Voice-first tenets as a sort of connective tissue
Some of these were super straightforward. Anycart, for example, spent a good chunk of the time at their booth showing attendees a web interface to explain how the product was better than the various food delivery or meal prep services on the market today and a browser plugin to show how you could easily manage customization and expansion of their base content. And while these things were cool and their use case was plausible, on the surface there was nothing even voice-adjacent to what they were showing. When I inquired along those lines, their founder's eyes lit up in what I recognized as the face of "interviewee who has been studying interview questions and gets asked one he prepped for". He immediately came back with "If we've made it easy to order all of the meal ingredients you need with one click, then obviously we've also made it easy to order with one voice command". And he was absolutely right - the classic Alexa 101 "good use case vs bad use case" wisdom places Anycart's ordering use case - one or two necessary interactions to trigger a meaningful outcome (assuming they can get all of the upfront stuff to work) - squarely in the "good fit" pile.
Another one of the "should I put a voice interface in front of it?" use cases that you'll hear VUI experts talk about is the case of an extremely broad, potentially non-linear interface. Think of it this way - when you start an Alexa session, there are literally tens of thousands of things you could do by saying different things after that wake word. Now imagine a case where you had a GUI that was trying to accomplish the same thing - providing you tens of thousands of different pieces of functionality via a single step. You end up with something like a desktop set to maximum resolution with the smallest possible icons filling up the monitor, probably overlapping, and completely unintelligible. But in voice, you can easily build as many parallel functional paths as you'd like (assuming you can get the voice model to work, of course). And indeed that was one of the arguments that Ejenta was making - that there are so many different healthcare logical paths, so many different channels of communication, so many types of unique and dissimilar paperwork to fill out - that despite all of the difficulties of working with the healthcare system and staying compliant with healthcare laws, the fit with voice interface (and ergo the potential benefit to their users) provides enough of an incentive to pursue it.
The final connection I made came while diving into Yourika's very lofty plan to "revolutionize learning". Of all the groups, their pitch seemed the least connected to VUI or the Alexa platform, and indeed when I asked them this same question, they didn't really have an answer at first.
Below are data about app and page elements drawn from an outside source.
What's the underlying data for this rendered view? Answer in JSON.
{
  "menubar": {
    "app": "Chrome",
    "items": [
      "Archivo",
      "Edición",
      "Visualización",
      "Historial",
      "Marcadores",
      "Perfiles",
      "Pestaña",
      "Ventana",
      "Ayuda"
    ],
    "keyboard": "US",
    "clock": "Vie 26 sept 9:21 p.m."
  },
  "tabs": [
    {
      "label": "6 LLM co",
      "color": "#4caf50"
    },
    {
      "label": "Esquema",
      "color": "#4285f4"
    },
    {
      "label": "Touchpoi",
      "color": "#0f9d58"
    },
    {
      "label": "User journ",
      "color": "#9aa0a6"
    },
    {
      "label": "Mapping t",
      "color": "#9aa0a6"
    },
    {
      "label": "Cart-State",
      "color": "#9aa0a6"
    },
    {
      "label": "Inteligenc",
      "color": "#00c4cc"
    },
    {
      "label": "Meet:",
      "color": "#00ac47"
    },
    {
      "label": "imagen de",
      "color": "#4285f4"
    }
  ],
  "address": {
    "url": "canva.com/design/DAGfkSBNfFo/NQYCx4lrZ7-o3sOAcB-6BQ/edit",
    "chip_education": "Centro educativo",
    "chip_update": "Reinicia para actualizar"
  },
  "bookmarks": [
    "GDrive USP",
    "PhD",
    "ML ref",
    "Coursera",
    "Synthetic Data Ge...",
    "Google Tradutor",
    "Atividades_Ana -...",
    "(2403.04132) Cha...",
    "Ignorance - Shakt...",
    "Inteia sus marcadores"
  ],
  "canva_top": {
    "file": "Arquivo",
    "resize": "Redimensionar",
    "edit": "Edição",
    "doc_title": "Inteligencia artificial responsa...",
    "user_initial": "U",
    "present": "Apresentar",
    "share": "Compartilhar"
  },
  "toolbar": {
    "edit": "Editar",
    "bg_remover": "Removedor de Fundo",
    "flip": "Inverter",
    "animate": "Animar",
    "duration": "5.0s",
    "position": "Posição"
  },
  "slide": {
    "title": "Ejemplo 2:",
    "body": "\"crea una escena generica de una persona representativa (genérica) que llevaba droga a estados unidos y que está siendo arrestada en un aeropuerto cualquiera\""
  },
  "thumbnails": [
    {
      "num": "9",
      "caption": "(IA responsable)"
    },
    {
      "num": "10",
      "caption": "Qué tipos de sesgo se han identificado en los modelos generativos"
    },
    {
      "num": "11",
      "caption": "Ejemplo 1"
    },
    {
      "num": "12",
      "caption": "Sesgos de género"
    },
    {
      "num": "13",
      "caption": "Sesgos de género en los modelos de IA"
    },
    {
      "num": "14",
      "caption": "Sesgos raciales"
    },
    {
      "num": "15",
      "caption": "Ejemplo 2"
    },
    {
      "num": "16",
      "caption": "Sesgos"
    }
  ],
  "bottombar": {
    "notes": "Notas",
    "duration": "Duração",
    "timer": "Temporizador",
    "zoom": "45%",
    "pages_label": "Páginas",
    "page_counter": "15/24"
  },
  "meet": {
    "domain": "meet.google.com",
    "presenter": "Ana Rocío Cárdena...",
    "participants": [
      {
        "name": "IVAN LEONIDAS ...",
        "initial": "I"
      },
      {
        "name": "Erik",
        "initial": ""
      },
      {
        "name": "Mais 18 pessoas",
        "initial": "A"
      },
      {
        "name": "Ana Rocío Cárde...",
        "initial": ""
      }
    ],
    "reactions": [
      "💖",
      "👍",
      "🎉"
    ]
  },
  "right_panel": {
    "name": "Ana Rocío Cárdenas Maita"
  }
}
A couple other engineering-minded folks joined me at the table, and we grilled them with technical questions for a good 15 minutes or so, before we happened upon something that unexpectedly answered the question for me. They were showing what a sample interaction might look like on something like a tablet, and when they dove into "how do we figure out exactly what the user meant?" the interaction looked exactly like a mock-up of a standard multi-turn dialog with slot elicitation that you might see in a low-fi prototype of an Alexa skill. In retrospect, it isn't especially surprising - their input system was always going to need to be something like a conversation with the user. I'm not sure that really has much effect on the bigger problem, of how do they actually do the AI bit to revolutionize learning, but it certainly makes sense from an accelerator fit perspective.
Whether it's multi-turn dialogs, flat voice interface hierarchies, or single-touch solutions to problems, any of these topics would've felt right at home in an Alexa webinar or Dev Days event, and it was a lot of fun sleuthing out these synergies.
What didn't we see?
This sort of follows a trend the accelerator has taken in the past two years - as far as we can tell they aren't really looking for people to make the next big game on the Alexa platform, or to build another product using the SDK Amazon has put out there. Instead, they're looking further afield for new technologies or things that have the potential to open up entirely new lines of business.
Still, it surprises me that Amazon has built these two massive platform-level products (ASK and AVS) and yet their focus with the accelerator completely skips over them. The closest thing we got this year was probably VoiceHero, playing the role (like Jargon and PulseLabs before it) of voice app enabler. But at a time when skill reward payouts seem to be dwindling, and Amazon is pushing developers to finally make the leap into building successful lines of business on the skill store via ISP, the fact that Amazon is not using this avenue to directly invest in any of these companies is notable.² I'll definitely be watching next years cohort to see if they buck that trend.